- Claim every domain you can think of that a supporter might type into a search engine. Jeb Bush not claiming www.jebbush.com (the official campaign domain was www.jeb2016.com) was a rookie mistake, and he deserved to have his supporters redirected to Trump's site.
- Choose your campaign's Twitter handle wisely. It should be obvious, not clever or cutesy. In addition, consider creating accounts with possible variations of the Twitter handle you chose so that no one else can use them.
- Give the same care to selecting hashtags. When considering a hashtag, conduct a search to understand its current use -- it might not be what you think!
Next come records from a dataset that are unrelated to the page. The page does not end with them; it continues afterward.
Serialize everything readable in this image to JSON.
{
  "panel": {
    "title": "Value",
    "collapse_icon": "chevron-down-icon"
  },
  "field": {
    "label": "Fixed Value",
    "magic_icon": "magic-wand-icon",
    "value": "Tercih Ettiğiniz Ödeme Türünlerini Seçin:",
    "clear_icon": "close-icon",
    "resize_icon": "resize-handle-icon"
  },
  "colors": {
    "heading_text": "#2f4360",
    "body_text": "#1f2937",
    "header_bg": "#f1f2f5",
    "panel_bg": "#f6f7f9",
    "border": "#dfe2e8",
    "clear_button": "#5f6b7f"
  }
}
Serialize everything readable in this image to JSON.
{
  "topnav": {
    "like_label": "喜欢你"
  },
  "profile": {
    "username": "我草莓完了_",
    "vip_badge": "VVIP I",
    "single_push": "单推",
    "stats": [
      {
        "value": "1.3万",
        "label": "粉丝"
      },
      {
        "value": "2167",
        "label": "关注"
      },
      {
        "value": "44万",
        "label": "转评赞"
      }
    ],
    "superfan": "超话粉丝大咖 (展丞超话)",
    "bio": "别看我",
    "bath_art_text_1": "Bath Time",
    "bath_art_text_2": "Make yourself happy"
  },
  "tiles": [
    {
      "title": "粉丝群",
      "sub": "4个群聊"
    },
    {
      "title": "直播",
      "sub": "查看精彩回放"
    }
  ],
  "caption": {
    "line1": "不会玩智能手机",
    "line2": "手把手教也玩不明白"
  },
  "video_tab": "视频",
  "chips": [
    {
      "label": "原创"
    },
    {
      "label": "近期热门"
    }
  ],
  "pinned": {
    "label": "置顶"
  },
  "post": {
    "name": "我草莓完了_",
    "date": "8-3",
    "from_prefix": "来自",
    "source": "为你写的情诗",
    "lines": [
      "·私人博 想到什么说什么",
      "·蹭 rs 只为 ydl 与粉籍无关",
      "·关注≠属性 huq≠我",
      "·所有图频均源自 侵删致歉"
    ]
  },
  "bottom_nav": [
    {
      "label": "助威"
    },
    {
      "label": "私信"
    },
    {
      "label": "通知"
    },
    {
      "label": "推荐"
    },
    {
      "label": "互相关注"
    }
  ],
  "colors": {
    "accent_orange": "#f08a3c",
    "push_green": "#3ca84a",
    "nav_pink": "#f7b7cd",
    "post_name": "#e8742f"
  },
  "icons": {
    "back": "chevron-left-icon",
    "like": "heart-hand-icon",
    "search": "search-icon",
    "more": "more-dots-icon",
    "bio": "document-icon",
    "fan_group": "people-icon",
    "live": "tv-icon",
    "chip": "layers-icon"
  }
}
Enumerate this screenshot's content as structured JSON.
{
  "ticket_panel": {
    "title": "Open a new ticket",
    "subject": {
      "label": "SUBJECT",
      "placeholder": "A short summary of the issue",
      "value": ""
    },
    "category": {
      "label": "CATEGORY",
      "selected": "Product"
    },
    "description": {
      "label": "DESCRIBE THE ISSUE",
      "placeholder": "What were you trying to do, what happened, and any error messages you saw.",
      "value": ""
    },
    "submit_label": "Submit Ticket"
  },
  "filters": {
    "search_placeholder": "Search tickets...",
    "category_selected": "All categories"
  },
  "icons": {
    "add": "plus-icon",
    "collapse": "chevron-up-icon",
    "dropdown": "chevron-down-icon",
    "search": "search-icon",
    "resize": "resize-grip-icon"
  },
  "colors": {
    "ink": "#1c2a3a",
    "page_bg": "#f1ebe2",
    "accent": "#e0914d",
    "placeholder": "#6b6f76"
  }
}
When making up new hashtags, try to avoid anything that could be hijacked for a different purpose -- one that might end up embarrassing you.
- Make sure that anyone authorized to Tweet, post, etc., on your behalf has a copy of your digital policies and understands the reasons behind them. (People are more likely to follow a rule if they understand why it's important.)
- Decide what you'll do if you make an online faux pas that starts a firestorm. What's your emergency plan?
- Consider sending an email to supporters who sign up on your website, thanking them for their support and suggesting ways (based on digital policies) they can help your messaging efforts. If you let them know how they can best help you, most should be happy to comply. It's a small ask that could prevent you from having to publicly disavow an ardent supporter.
- Make sure you're compliant with all applicable regulations: campaign finance, accessibility, privacy, etc. Adopt a double opt-in policy, so that users who sign up for your newsletter or email list through your website have to confirm by clicking on a link in an email. (And make sure your email template provides an easy way for people to unsubscribe.)
- Few people thought 2016 would end the way it did. And there's no way to predict quite yet what forces will shape the 2020 election. Careful tracking of your messaging (likes, shares, comments, etc.) will tell you if you're on track or if public opinion has shifted yet again. If so, your messaging needs to shift with it. Ideally, one person should be responsible for monitoring reaction to the campaign's messaging and for raising a red flag if reactions aren't what was expected.
Thankfully, the world hasn't completely lost its marbles
Whatever the outcome of the election may be, candidates now face a situation where long-standing rules of behavior no longer apply. You now have to make your own rules -- your own digital policies. You can't make assumptions about what the voting public will or won't accept. You can't assume that "They'll never vote for someone who acts like that"; neither can you assume, "Oh, I can get away with that, too." So do it right from the beginning. Because in this election, I predict that sound digital policies combined with authenticity will be your best friend.